Still, the organic quality of this approach created its own challenges.
“The solitude of being on the road was real. The hardest part, in fact, was not letting the joy of being on a road trip across Canada read too much on-screen. Because me, Josh, experiencing this trip, was in a very different place from Ben, and what he was going through.” Of course, the tale is about embracing whatever life we are given.
“Once he becomes the hero of his own story, he begins to take joy from the moment. If you took the crisis—the cancer—out of this story, I think it still works. Because the crisis in Ben’s life is not just that he’s dying. That’s true for all of us. It’s more that he is a bit player in his story; it’s all shadows and forms rather than the thing itself—a life reduced to kabuki.

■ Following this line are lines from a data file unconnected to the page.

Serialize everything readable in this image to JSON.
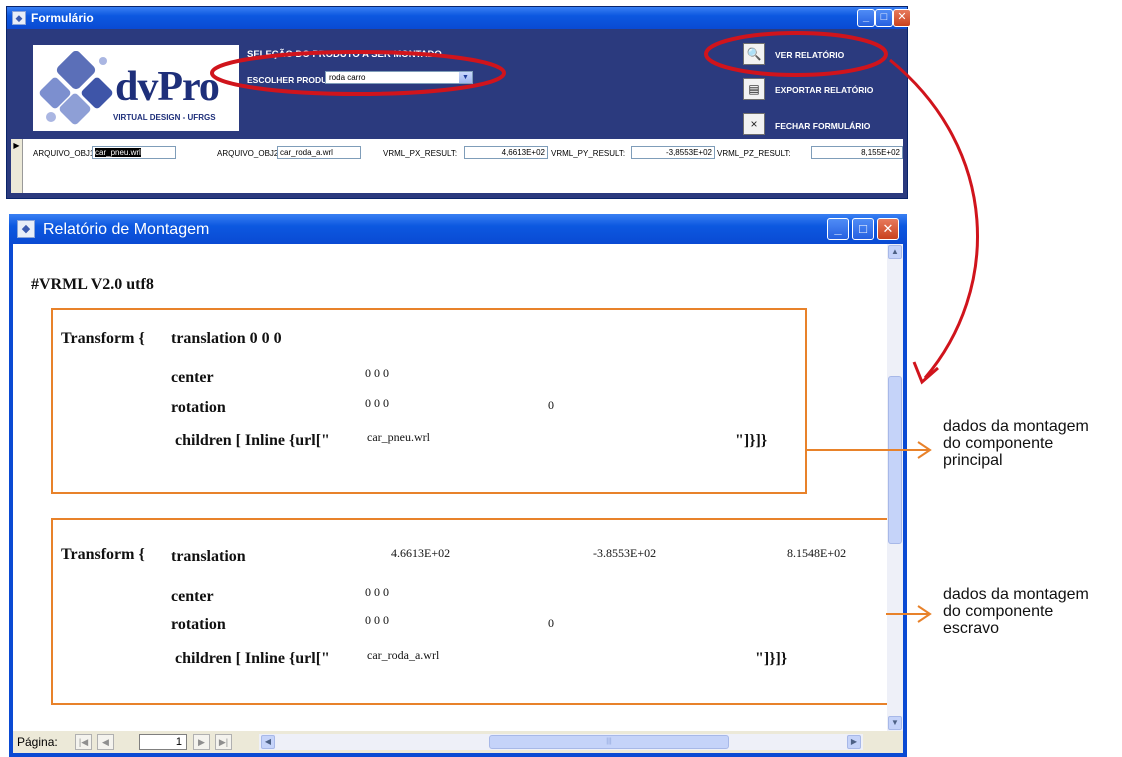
{
  "form_window": {
    "title": "Formulário",
    "logo": {
      "brand": "dvPro",
      "tagline": "VIRTUAL DESIGN - UFRGS"
    },
    "section_title": "SELEÇÃO DO PRODUTO A SER MONTADO",
    "choose_label": "ESCOLHER PRODUTO:",
    "product_value": "roda carro",
    "buttons": {
      "view_report": "VER RELATÓRIO",
      "export_report": "EXPORTAR RELATÓRIO",
      "close_form": "FECHAR FORMULÁRIO"
    },
    "fields": [
      {
        "label": "ARQUIVO_OBJ1:",
        "value": "car_pneu.wrl"
      },
      {
        "label": "ARQUIVO_OBJ2:",
        "value": "car_roda_a.wrl"
      },
      {
        "label": "VRML_PX_RESULT:",
        "value": "4,6613E+02"
      },
      {
        "label": "VRML_PY_RESULT:",
        "value": "-3,8553E+02"
      },
      {
        "label": "VRML_PZ_RESULT:",
        "value": "8,155E+02"
      }
    ]
  },
  "report_window": {
    "title": "Relatório de Montagem",
    "header": "#VRML V2.0 utf8",
    "block1": {
      "transform": "Transform {",
      "translation": "translation 0 0 0",
      "center_label": "center",
      "center_value": "0 0 0",
      "rotation_label": "rotation",
      "rotation_value": "0 0 0",
      "rotation_angle": "0",
      "children_label": "children [ Inline {url[\"",
      "children_file": "car_pneu.wrl",
      "children_end": "\"]}]}"
    },
    "block2": {
      "transform": "Transform {",
      "translation_label": "translation",
      "tx": "4.6613E+02",
      "ty": "-3.8553E+02",
      "tz": "8.1548E+02",
      "center_label": "center",
      "center_value": "0 0 0",
      "rotation_label": "rotation",
      "rotation_value": "0 0 0",
      "rotation_angle": "0",
      "children_label": "children [ Inline {url[\"",
      "children_file": "car_roda_a.wrl",
      "children_end": "\"]}]}"
    },
    "status": {
      "page_label": "Página:",
      "page_number": "1"
    }
  },
  "annotations": {
    "principal": [
      "dados da montagem",
      "do componente",
      "principal"
    ],
    "escravo": [
      "dados da montagem",
      "do componente",
      "escravo"
    ]
  },
  "colors": {
    "highlight_ellipse": "#d0141c",
    "annotation_box": "#e8822a",
    "form_bg": "#2b3a7e"
  }
}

“He’s getting married because it’s the right thing to do, and he’s tottering along at a job he hates, but none of these things does he in any way feel passionate about. He’s essentially dead already at the beginning of the movie. Along the way, he learns to live.”
In the film, Jackson is supported, at various intervals, by Last Chance Harvey’s Liane Balaban, who plays the fiancée baffled by Ben’s sudden change of heart on just about everything. It’s perhaps not unfair to say that the end of One Week leaves it opens as to what happens next. The star feels, however, that this central relationship will likely survive the coming tests.
“Well, I don’t think they break up. Maybe I’m just in a very romantic phase right now, because I happen to be in love. But in my experience, when I’ve done stupid things in the past two-and-a-half years of my in-love life, that the strength of a real relationship is such that you are able to do stupid things, talk about it, and move forward. When you have that level of commitment, you see some core in them, and they see some core of you; if you continue to grow, those two cores can stay together. But maybe I just want to believe that.”
Indeed, this is a theory constantly tested by many working actors with what you could call journey partners—in his case, with German dancer-turned-model-turned-actor Diane Kruger.
“When you’re in this situation, and travelling all the time for work, you are forced to look quite seriously at what you are giving up and what you are getting in a relationship. But these characters had not done that. They had surface communication, perhaps, but I can just about guarantee you that Ben had not been honest with himself about what he wanted for a long, long time. And that makes it impossible to have any real conversation with his loved ones.”
The movie, then, at least in Jackson’s view, is less about the melodrama of disease and its consequences than about what it takes to genuinely connect with yourself and with other human beings. He also thinks you really need to go home every once in a while.